*What you should do*: The full set of records needs to be retyped exactly.

*Supplied information*:
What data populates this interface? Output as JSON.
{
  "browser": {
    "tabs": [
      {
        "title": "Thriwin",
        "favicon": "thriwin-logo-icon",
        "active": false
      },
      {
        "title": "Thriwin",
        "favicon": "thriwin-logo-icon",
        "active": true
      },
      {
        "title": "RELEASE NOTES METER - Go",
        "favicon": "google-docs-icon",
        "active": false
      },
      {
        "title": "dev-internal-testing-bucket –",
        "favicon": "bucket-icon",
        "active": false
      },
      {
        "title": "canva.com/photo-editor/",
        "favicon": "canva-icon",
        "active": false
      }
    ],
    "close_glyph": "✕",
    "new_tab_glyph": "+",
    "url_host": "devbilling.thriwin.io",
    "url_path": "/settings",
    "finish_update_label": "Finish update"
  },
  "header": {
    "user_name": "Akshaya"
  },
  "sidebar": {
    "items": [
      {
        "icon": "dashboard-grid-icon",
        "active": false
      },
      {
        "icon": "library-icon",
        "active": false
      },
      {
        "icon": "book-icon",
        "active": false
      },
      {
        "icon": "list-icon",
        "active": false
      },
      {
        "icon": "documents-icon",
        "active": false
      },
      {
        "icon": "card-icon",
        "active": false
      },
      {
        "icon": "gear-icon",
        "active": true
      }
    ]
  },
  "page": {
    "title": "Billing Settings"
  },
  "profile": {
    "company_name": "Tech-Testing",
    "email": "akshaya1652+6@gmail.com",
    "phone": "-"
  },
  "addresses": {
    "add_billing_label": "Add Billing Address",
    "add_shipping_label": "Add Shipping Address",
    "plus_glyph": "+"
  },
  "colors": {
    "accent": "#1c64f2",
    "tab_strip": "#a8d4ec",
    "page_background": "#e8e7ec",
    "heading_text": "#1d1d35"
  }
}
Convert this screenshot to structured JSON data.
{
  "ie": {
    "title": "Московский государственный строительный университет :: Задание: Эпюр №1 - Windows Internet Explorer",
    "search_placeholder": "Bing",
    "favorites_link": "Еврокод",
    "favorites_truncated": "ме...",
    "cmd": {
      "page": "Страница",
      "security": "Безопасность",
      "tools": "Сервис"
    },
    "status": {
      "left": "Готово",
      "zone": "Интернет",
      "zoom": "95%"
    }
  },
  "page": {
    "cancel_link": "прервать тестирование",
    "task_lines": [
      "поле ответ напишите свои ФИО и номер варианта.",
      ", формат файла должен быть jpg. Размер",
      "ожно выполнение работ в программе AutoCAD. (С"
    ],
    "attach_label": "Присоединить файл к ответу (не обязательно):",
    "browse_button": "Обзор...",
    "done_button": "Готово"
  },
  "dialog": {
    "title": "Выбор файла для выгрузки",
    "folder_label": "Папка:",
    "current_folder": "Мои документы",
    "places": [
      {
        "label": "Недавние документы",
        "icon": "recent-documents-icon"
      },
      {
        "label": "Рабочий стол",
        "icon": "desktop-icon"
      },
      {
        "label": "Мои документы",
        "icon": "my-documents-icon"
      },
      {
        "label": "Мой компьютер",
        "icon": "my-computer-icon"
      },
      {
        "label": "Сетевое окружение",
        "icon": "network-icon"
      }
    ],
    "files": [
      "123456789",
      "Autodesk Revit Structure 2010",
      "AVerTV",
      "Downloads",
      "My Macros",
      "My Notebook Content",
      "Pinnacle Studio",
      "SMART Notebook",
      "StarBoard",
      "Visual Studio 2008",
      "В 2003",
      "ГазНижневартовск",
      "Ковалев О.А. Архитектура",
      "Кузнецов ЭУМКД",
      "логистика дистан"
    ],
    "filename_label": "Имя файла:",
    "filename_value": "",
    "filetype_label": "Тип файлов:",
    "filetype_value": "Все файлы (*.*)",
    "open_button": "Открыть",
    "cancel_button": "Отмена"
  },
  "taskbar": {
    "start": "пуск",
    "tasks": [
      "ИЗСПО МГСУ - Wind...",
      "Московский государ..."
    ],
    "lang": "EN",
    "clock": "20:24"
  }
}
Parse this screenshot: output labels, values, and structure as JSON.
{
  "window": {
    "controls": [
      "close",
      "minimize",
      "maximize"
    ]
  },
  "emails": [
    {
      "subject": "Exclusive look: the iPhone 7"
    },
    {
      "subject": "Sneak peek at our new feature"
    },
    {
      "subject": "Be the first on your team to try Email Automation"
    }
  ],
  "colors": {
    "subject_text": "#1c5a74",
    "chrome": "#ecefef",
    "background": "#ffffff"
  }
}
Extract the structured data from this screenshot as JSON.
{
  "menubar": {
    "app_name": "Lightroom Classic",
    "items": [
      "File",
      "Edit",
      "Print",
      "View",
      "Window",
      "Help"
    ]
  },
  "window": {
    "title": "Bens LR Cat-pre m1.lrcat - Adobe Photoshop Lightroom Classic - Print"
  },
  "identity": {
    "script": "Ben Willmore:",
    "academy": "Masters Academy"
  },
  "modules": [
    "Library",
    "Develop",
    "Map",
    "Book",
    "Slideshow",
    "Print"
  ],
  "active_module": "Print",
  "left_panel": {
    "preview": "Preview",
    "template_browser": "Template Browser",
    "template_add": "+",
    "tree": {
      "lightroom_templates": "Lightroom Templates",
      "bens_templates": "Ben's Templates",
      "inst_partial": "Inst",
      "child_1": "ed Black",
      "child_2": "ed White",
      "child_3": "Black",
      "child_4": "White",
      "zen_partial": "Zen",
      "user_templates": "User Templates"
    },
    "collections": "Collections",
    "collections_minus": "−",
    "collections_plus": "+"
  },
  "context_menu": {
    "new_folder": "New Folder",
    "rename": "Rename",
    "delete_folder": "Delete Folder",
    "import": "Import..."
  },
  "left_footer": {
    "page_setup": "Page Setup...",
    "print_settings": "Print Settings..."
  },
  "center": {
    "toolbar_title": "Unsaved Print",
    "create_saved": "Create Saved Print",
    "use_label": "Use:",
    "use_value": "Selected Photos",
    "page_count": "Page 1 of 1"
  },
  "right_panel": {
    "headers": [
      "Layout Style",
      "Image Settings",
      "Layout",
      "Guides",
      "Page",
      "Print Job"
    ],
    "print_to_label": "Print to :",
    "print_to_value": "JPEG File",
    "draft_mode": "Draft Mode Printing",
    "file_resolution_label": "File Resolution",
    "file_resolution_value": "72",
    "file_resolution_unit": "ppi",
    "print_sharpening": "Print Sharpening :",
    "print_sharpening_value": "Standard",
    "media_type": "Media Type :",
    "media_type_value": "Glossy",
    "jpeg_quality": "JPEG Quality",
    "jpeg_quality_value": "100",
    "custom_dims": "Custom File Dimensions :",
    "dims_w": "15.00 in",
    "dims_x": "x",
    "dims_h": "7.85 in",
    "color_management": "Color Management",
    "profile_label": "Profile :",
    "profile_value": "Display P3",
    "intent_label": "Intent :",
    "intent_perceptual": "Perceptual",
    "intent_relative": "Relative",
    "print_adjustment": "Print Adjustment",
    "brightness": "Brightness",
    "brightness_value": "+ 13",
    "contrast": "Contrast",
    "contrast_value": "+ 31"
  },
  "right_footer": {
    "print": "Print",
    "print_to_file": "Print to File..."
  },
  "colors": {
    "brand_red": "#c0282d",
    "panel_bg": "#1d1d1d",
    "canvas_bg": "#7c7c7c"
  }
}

*Exercise result*:
What data populates this interface? Output as JSON.
{
  "browser": {
    "tabs": [
      {
        "title": "Thriwin",
        "favicon": "thriwin-logo-icon",
        "active": false
      },
      {
        "title": "Thriwin",
        "favicon": "thriwin-logo-icon",
        "active": true
      },
      {
        "title": "RELEASE NOTES METER - Go",
        "favicon": "google-docs-icon",
        "active": false
      },
      {
        "title": "dev-internal-testing-bucket –",
        "favicon": "bucket-icon",
        "active": false
      },
      {
        "title": "canva.com/photo-editor/",
        "favicon": "canva-icon",
        "active": false
      }
    ],
    "close_glyph": "✕",
    "new_tab_glyph": "+",
    "url_host": "devbilling.thriwin.io",
    "url_path": "/settings",
    "finish_update_label": "Finish update"
  },
  "header": {
    "user_name": "Akshaya"
  },
  "sidebar": {
    "items": [
      {
        "icon": "dashboard-grid-icon",
        "active": false
      },
      {
        "icon": "library-icon",
        "active": false
      },
      {
        "icon": "book-icon",
        "active": false
      },
      {
        "icon": "list-icon",
        "active": false
      },
      {
        "icon": "documents-icon",
        "active": false
      },
      {
        "icon": "card-icon",
        "active": false
      },
      {
        "icon": "gear-icon",
        "active": true
      }
    ]
  },
  "page": {
    "title": "Billing Settings"
  },
  "profile": {
    "company_name": "Tech-Testing",
    "email": "akshaya1652+6@gmail.com",
    "phone": "-"
  },
  "addresses": {
    "add_billing_label": "Add Billing Address",
    "add_shipping_label": "Add Shipping Address",
    "plus_glyph": "+"
  },
  "colors": {
    "accent": "#1c64f2",
    "tab_strip": "#a8d4ec",
    "page_background": "#e8e7ec",
    "heading_text": "#1d1d35"
  }
}
Convert this screenshot to structured JSON data.
{
  "ie": {
    "title": "Московский государственный строительный университет :: Задание: Эпюр №1 - Windows Internet Explorer",
    "search_placeholder": "Bing",
    "favorites_link": "Еврокод",
    "favorites_truncated": "ме...",
    "cmd": {
      "page": "Страница",
      "security": "Безопасность",
      "tools": "Сервис"
    },
    "status": {
      "left": "Готово",
      "zone": "Интернет",
      "zoom": "95%"
    }
  },
  "page": {
    "cancel_link": "прервать тестирование",
    "task_lines": [
      "поле ответ напишите свои ФИО и номер варианта.",
      ", формат файла должен быть jpg. Размер",
      "ожно выполнение работ в программе AutoCAD. (С"
    ],
    "attach_label": "Присоединить файл к ответу (не обязательно):",
    "browse_button": "Обзор...",
    "done_button": "Готово"
  },
  "dialog": {
    "title": "Выбор файла для выгрузки",
    "folder_label": "Папка:",
    "current_folder": "Мои документы",
    "places": [
      {
        "label": "Недавние документы",
        "icon": "recent-documents-icon"
      },
      {
        "label": "Рабочий стол",
        "icon": "desktop-icon"
      },
      {
        "label": "Мои документы",
        "icon": "my-documents-icon"
      },
      {
        "label": "Мой компьютер",
        "icon": "my-computer-icon"
      },
      {
        "label": "Сетевое окружение",
        "icon": "network-icon"
      }
    ],
    "files": [
      "123456789",
      "Autodesk Revit Structure 2010",
      "AVerTV",
      "Downloads",
      "My Macros",
      "My Notebook Content",
      "Pinnacle Studio",
      "SMART Notebook",
      "StarBoard",
      "Visual Studio 2008",
      "В 2003",
      "ГазНижневартовск",
      "Ковалев О.А. Архитектура",
      "Кузнецов ЭУМКД",
      "логистика дистан"
    ],
    "filename_label": "Имя файла:",
    "filename_value": "",
    "filetype_label": "Тип файлов:",
    "filetype_value": "Все файлы (*.*)",
    "open_button": "Открыть",
    "cancel_button": "Отмена"
  },
  "taskbar": {
    "start": "пуск",
    "tasks": [
      "ИЗСПО МГСУ - Wind...",
      "Московский государ..."
    ],
    "lang": "EN",
    "clock": "20:24"
  }
}
Parse this screenshot: output labels, values, and structure as JSON.
{
  "window": {
    "controls": [
      "close",
      "minimize",
      "maximize"
    ]
  },
  "emails": [
    {
      "subject": "Exclusive look: the iPhone 7"
    },
    {
      "subject": "Sneak peek at our new feature"
    },
    {
      "subject": "Be the first on your team to try Email Automation"
    }
  ],
  "colors": {
    "subject_text": "#1c5a74",
    "chrome": "#ecefef",
    "background": "#ffffff"
  }
}
Extract the structured data from this screenshot as JSON.
{
  "menubar": {
    "app_name": "Lightroom Classic",
    "items": [
      "File",
      "Edit",
      "Print",
      "View",
      "Window",
      "Help"
    ]
  },
  "window": {
    "title": "Bens LR Cat-pre m1.lrcat - Adobe Photoshop Lightroom Classic - Print"
  },
  "identity": {
    "script": "Ben Willmore:",
    "academy": "Masters Academy"
  },
  "modules": [
    "Library",
    "Develop",
    "Map",
    "Book",
    "Slideshow",
    "Print"
  ],
  "active_module": "Print",
  "left_panel": {
    "preview": "Preview",
    "template_browser": "Template Browser",
    "template_add": "+",
    "tree": {
      "lightroom_templates": "Lightroom Templates",
      "bens_templates": "Ben's Templates",
      "inst_partial": "Inst",
      "child_1": "ed Black",
      "child_2": "ed White",
      "child_3": "Black",
      "child_4": "White",
      "zen_partial": "Zen",
      "user_templates": "User Templates"
    },
    "collections": "Collections",
    "collections_minus": "−",
    "collections_plus": "+"
  },
  "context_menu": {
    "new_folder": "New Folder",
    "rename": "Rename",
    "delete_folder": "Delete Folder",
    "import": "Import..."
  },
  "left_footer": {
    "page_setup": "Page Setup...",
    "print_settings": "Print Settings..."
  },
  "center": {
    "toolbar_title": "Unsaved Print",
    "create_saved": "Create Saved Print",
    "use_label": "Use:",
    "use_value": "Selected Photos",
    "page_count": "Page 1 of 1"
  },
  "right_panel": {
    "headers": [
      "Layout Style",
      "Image Settings",
      "Layout",
      "Guides",
      "Page",
      "Print Job"
    ],
    "print_to_label": "Print to :",
    "print_to_value": "JPEG File",
    "draft_mode": "Draft Mode Printing",
    "file_resolution_label": "File Resolution",
    "file_resolution_value": "72",
    "file_resolution_unit": "ppi",
    "print_sharpening": "Print Sharpening :",
    "print_sharpening_value": "Standard",
    "media_type": "Media Type :",
    "media_type_value": "Glossy",
    "jpeg_quality": "JPEG Quality",
    "jpeg_quality_value": "100",
    "custom_dims": "Custom File Dimensions :",
    "dims_w": "15.00 in",
    "dims_x": "x",
    "dims_h": "7.85 in",
    "color_management": "Color Management",
    "profile_label": "Profile :",
    "profile_value": "Display P3",
    "intent_label": "Intent :",
    "intent_perceptual": "Perceptual",
    "intent_relative": "Relative",
    "print_adjustment": "Print Adjustment",
    "brightness": "Brightness",
    "brightness_value": "+ 13",
    "contrast": "Contrast",
    "contrast_value": "+ 31"
  },
  "right_footer": {
    "print": "Print",
    "print_to_file": "Print to File..."
  },
  "colors": {
    "brand_red": "#c0282d",
    "panel_bg": "#1d1d1d",
    "canvas_bg": "#7c7c7c"
  }
}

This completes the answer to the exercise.